Demings essentially counter-punched by implying that Panepinto was not being truthful.
“Can I have a shot at this one?” Clark asked, seeking his own rebuttal to Panepinto.
“I just got whacked!” Panepinto declared, trying to repond to Demings.
“He deserved it!” Demings retorted.
“I think I need a shot because I got criticized as well!” Clarke interceded.
“Look I am not minimizing anyone’s experience… but with all due respect, there is a difference between being an accountant before you were a law enforcement official, and building a business to almost 5,000 people,” Panepinto pushed through.
“Do you still have that business today?” Demings demanded.
“No, I sold it,” Panepinto replied.
“You sold it because you were trying to get wealthy off of it,” Demings declared.
“Oh my goodness!” Panepinto exclaimed.
“Those of us who stayed in the public sector, we’re going to work, I’m going to work, I wasn’t trying to get wealthy!” Demings got out over a growing chorus of audience groans and boos.
“I don’t think I need to respond to that,” Panepinto concluded.
If there were a winner to be declared Thursday, it was incumbent and outgoing mayor Teresa Jacobs, who’s now running for the countywide school board chair’s position. All three, particularly Clarke, to a lesser extent Panepinto, praised many of the ongoing programs at the Orange County Administration Building, the budgeting process over the past several years, and initiatives from her administration, from SunRail expansion plans to partnership programs.
On some hot-button issues, there was little disagreement.
No one wanted to commit to any county-imposed mandates to address minimum wage or other employee issues such as a paid sick leave plan that had been proposed as a citizens’ initiative five years ago and then uncerimoneously shot down in what easily was Jacobs’ most controversial moment.
There was general agreement to let existing programs to serve the homeless be the basis for future policies that address issues of mental health, substance abuse and other commonly concurrent problems, though Clarke was the only one expressing support for a downtown drop-in center for the homeless.
No one had any problem with pledging full commitments to public safety, especially for the schools. This was the topic, though, at which Demings, who could point to significant drops in crime rates, increases in both staffing and salaries for the sheriff’s office, and specific plans for policing, shined.
No one could point to any specific program budgets they would cut.

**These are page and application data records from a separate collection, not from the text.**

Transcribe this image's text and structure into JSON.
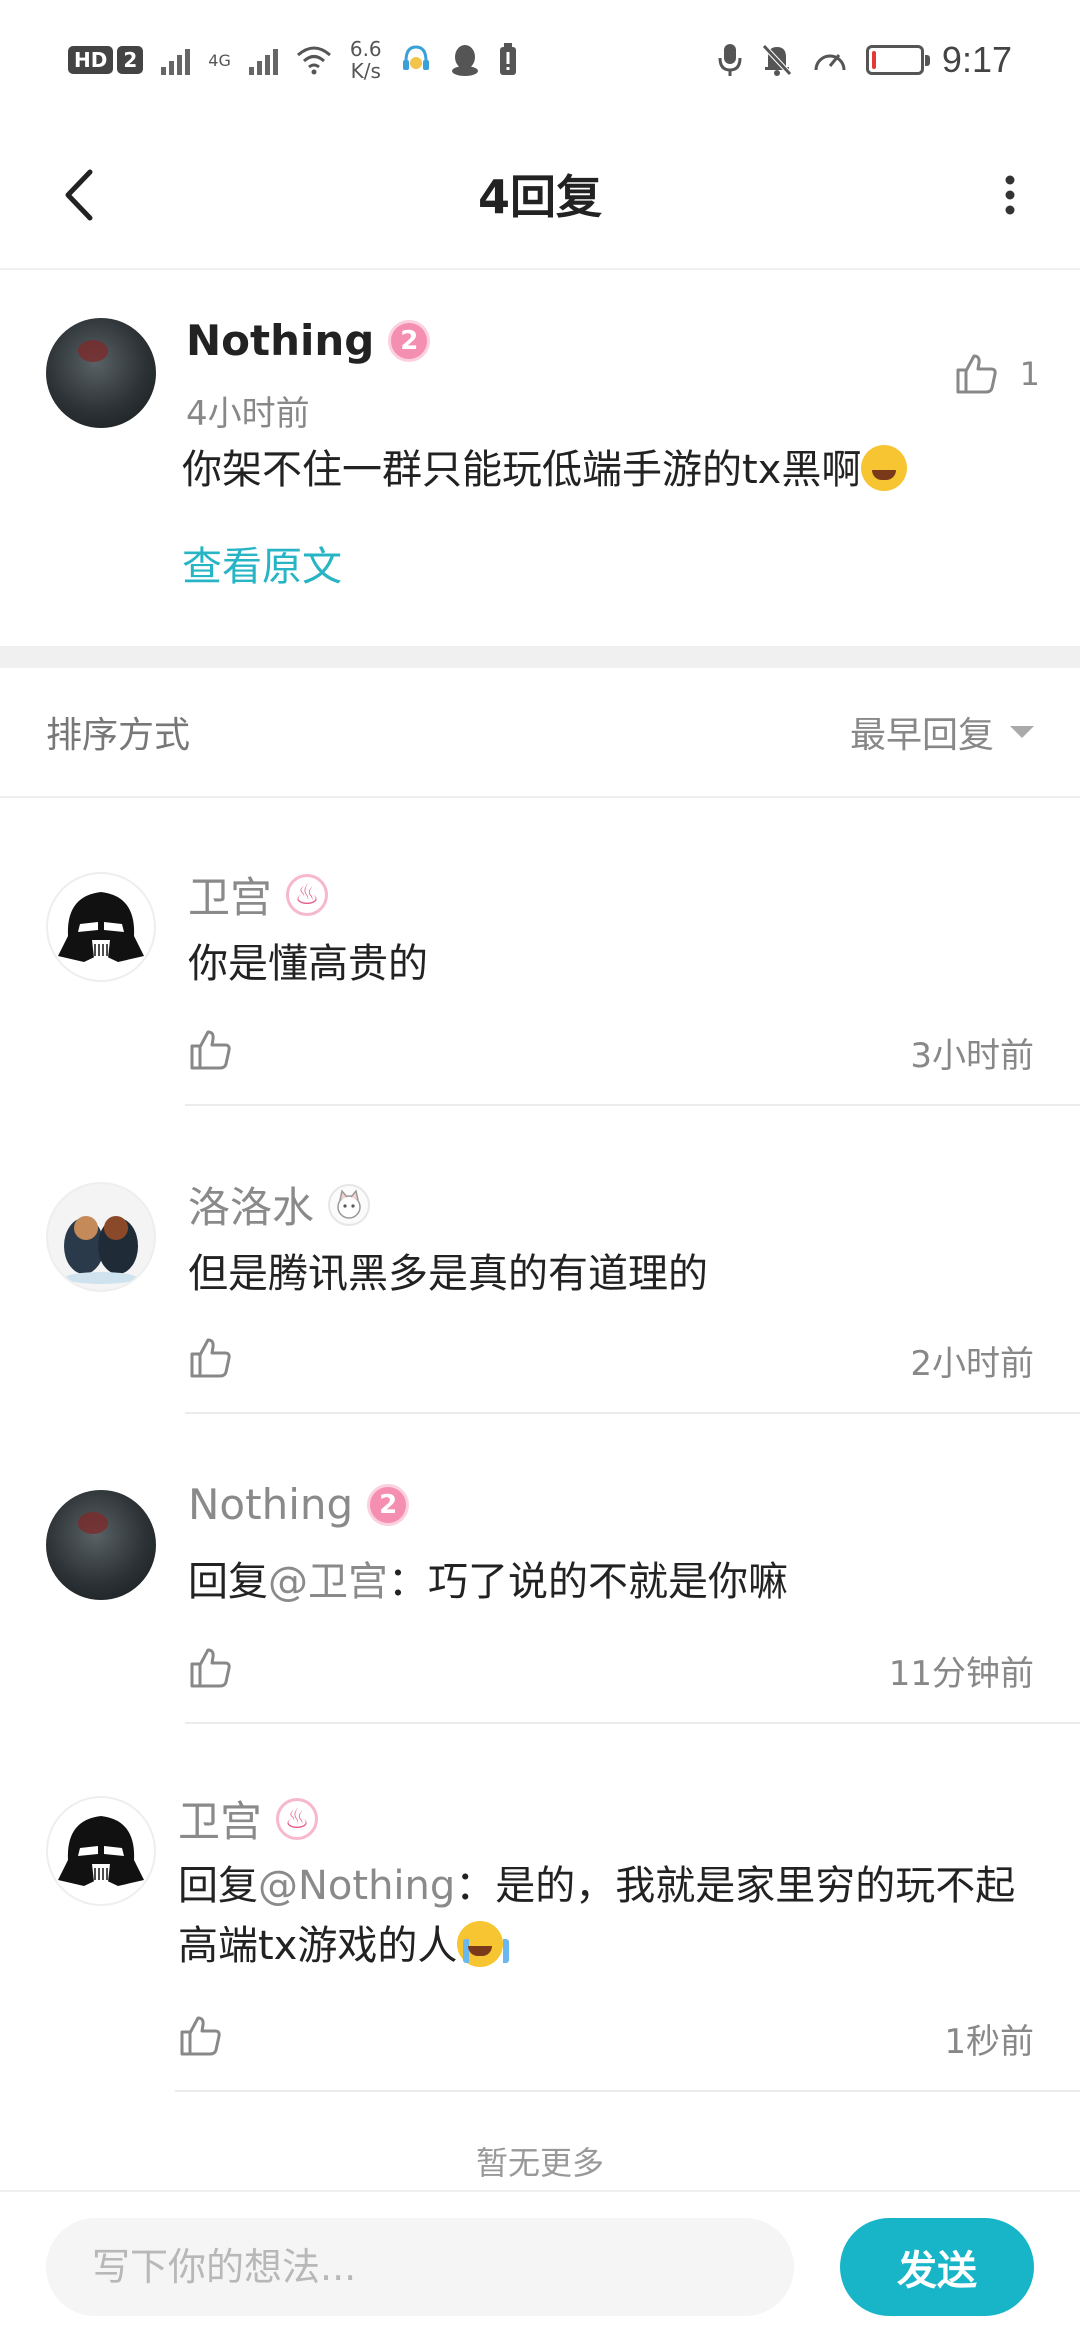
{
  "status_bar": {
    "hd_label": "HD",
    "sim_label": "2",
    "net_label": "4G",
    "speed_value": "6.6",
    "speed_unit": "K/s",
    "time": "9:17",
    "icons": [
      "hd-icon",
      "signal-icon",
      "wifi-icon",
      "app-notification-icon",
      "qq-icon",
      "battery-alert-icon",
      "mic-icon",
      "mute-bell-icon",
      "speedometer-icon",
      "battery-icon"
    ],
    "battery_level": 0.08,
    "battery_color": "#e53935"
  },
  "nav": {
    "title": "4回复",
    "back_icon": "chevron-left-icon",
    "more_icon": "more-vertical-icon"
  },
  "root_comment": {
    "author": "Nothing",
    "level": "2",
    "time": "4小时前",
    "text": "你架不住一群只能玩低端手游的tx黑啊",
    "emoji": "rolling-laugh-emoji",
    "likes": "1",
    "view_original": "查看原文"
  },
  "sort": {
    "label": "排序方式",
    "selected": "最早回复"
  },
  "replies": [
    {
      "author": "卫宫",
      "badge": "fire-badge",
      "text": "你是懂高贵的",
      "time": "3小时前"
    },
    {
      "author": "洛洛水",
      "badge": "anime-badge",
      "text": "但是腾讯黑多是真的有道理的",
      "time": "2小时前"
    },
    {
      "author": "Nothing",
      "badge": "level-badge",
      "level": "2",
      "reply_prefix": "回复",
      "reply_to": "@卫宫",
      "text": "：巧了说的不就是你嘛",
      "time": "11分钟前"
    },
    {
      "author": "卫宫",
      "badge": "fire-badge",
      "reply_prefix": "回复",
      "reply_to": "@Nothing",
      "text": "：是的，我就是家里穷的玩不起高端tx游戏的人",
      "emoji": "crying-emoji",
      "time": "1秒前"
    }
  ],
  "no_more": "暂无更多",
  "composer": {
    "placeholder": "写下你的想法...",
    "send_label": "发送"
  },
  "colors": {
    "accent": "#17b5c7",
    "link": "#27b4c4",
    "level_badge": "#f48fb1"
  }
}
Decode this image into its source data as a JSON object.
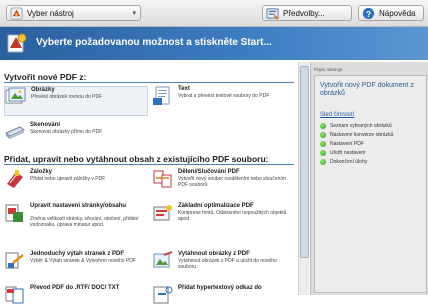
{
  "toolbar": {
    "tool_label": "Vyber nástroj",
    "pref_label": "Předvolby...",
    "help_label": "Nápověda"
  },
  "header": {
    "title": "Vyberte požadovanou možnost a stiskněte Start..."
  },
  "sections": [
    {
      "title": "Vytvořit nové PDF z:",
      "items": [
        {
          "title": "Obrázky",
          "desc": "Převést obrázek rovnou do PDF"
        },
        {
          "title": "Text",
          "desc": "Vybrat a převést textové soubory do PDF"
        },
        {
          "title": "Skenování",
          "desc": "Skenovat obrázky přímo do PDF"
        }
      ]
    },
    {
      "title": "Přidat, upravit nebo vytáhnout obsah z existujícího PDF souboru:",
      "items": [
        {
          "title": "Záložky",
          "desc": "Přidat nebo upravit záložky v PDF"
        },
        {
          "title": "Dělení/Slučování PDF",
          "desc": "Vytvořit nový soubor rozdělením nebo sloučením PDF souborů"
        },
        {
          "title": "Upravit nastavení stránky/obsahu",
          "desc": "Změna velikosti stránky, ořezání, otočení, přidání vodoznaku, úprava minatur apod."
        },
        {
          "title": "Základní optimalizace PDF",
          "desc": "Komprese fontů, Odstranění nepoužitých objektů apod."
        },
        {
          "title": "Jednoduchý výtah stránek z PDF",
          "desc": "Výběr & Výtah stránek & Vytvoření nového PDF"
        },
        {
          "title": "Vytáhnout obrázky z PDF",
          "desc": "Vytáhnout obrázek z PDF a uložit do nového souboru"
        },
        {
          "title": "Převod PDF do .RTF/ DOC/ TXT",
          "desc": ""
        },
        {
          "title": "Přidat hypertextový odkaz do",
          "desc": ""
        }
      ]
    }
  ],
  "right_pane": {
    "panel_title": "Popis nástroje",
    "main_task": "Vytvořit nový PDF dokument z obrázků",
    "sequence_title": "Sled činností",
    "steps": [
      "Seznam vybraných obrázků",
      "Nastavení konverze obrázků",
      "Nastavení PDF",
      "Uložit nastavení",
      "Dokončení úlohy"
    ]
  }
}
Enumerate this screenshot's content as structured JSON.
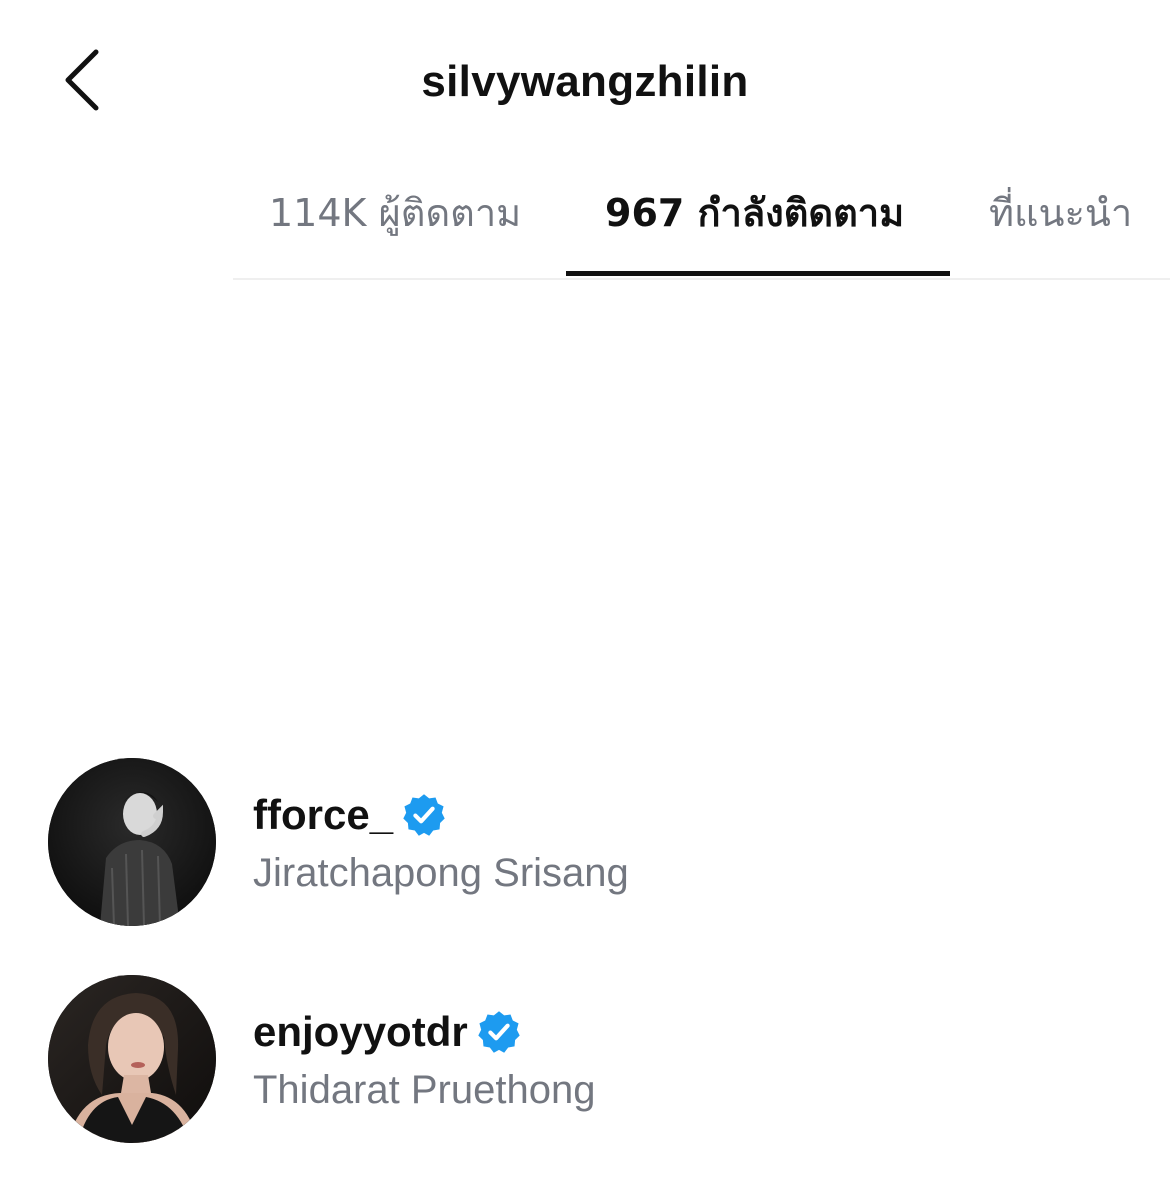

The closest they came to disagreement on public safety or budgeting was when both Panepinto and Clarke criticized Demings’ habit of almost annually returning unused money that had been requested and budgeted for the sheriff’s department but never spent. Clarke charged that Demings was “budget banking:” asking for more money than he needed each year, money that could have gone into other county services. But Clarke also said he voted for every increase the sheriff ever requested.
“I think I’m the only public safety expert that’s up here,” Demings responded. “What these gentlemen have just said is a bunch of gobbledy goop.”
There were only a few moments of discussion of new ideas about which the candidates didn’t agree.
Panepinto tried, briefly, to talk about his detailed plan, unveiled last week, to address improvements in affordable housing, but had no time to offer any detail, and complained in his closing statement about how that issue really wasn’t explored in the debate. He also talked about his intention to streamline building and business permit programs to save the county money and give the private sector swifter government responses.
Demings talked vaguely about his interest in coordinating Central Florida’s transportation agencies, but Clarke took it a step further, advocating combining them in some way, to use the Expressway Authority’s wealth from toll roads to help pay for train and bus transit expansions and improvements.